▸ **What the task asks**:
Where a line below contains "カプセル玩具", count it. Reply with the total only.

▸ **Records for the task**:
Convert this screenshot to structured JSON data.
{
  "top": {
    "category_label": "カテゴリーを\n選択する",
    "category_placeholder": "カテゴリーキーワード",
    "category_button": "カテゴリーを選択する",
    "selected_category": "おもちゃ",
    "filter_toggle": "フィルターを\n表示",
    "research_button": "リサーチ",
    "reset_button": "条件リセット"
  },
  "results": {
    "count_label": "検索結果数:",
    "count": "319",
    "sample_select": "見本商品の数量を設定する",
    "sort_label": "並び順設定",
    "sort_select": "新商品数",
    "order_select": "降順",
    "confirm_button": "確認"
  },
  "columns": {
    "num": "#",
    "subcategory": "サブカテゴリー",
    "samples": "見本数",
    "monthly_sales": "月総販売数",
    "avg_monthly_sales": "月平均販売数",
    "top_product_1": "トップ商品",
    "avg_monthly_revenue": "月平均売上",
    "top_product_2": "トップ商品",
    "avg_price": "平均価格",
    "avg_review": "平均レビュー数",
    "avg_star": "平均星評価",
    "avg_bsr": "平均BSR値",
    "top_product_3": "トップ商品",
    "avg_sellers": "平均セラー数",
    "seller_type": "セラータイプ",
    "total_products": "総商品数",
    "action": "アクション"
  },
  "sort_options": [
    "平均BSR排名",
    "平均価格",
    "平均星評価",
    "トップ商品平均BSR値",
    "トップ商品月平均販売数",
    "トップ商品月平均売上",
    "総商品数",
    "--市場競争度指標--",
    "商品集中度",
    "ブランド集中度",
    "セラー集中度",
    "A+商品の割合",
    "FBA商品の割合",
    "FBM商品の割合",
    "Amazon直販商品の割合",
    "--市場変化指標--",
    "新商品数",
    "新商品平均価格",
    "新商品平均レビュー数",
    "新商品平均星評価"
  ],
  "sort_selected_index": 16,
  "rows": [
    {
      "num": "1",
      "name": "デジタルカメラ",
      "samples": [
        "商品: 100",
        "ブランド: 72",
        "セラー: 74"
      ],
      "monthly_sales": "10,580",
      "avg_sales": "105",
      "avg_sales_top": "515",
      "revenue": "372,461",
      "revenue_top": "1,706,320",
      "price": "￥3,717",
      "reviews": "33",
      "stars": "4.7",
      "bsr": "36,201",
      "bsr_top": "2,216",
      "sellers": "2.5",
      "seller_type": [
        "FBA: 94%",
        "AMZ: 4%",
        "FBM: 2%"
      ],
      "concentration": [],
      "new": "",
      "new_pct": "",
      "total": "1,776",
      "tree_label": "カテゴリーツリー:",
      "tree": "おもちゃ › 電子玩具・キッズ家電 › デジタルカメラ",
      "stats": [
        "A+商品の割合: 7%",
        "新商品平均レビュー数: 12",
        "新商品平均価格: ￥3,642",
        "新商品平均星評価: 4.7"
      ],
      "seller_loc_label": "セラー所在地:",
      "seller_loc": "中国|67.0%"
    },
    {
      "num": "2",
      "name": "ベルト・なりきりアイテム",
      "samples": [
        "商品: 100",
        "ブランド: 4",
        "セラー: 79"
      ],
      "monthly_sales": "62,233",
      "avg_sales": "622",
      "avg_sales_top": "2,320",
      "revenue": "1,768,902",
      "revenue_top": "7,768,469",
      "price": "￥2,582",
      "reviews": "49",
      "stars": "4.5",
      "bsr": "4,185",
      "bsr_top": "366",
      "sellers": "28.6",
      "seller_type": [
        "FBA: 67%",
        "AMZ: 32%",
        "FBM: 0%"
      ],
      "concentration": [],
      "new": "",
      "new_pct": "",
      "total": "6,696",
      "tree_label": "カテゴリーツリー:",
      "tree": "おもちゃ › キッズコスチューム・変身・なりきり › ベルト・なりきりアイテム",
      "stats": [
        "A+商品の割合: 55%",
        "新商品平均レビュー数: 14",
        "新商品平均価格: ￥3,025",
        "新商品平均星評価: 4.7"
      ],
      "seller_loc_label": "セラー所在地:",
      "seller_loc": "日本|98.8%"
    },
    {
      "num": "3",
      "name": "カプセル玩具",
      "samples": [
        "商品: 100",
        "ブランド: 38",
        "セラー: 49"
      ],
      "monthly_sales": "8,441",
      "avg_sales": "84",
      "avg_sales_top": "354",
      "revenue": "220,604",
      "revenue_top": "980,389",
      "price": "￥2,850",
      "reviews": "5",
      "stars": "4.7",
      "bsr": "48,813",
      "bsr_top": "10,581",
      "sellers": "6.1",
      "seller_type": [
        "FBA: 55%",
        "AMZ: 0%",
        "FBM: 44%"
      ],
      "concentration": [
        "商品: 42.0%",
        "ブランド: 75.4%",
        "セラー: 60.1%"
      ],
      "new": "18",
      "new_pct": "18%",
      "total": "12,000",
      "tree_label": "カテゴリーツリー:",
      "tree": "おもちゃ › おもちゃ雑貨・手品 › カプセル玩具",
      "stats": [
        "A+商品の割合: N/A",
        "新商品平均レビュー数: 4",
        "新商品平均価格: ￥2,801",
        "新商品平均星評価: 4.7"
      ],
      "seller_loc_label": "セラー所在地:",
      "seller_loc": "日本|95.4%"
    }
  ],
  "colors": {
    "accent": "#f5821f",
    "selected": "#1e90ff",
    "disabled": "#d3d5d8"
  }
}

▸ **Written solution**:
2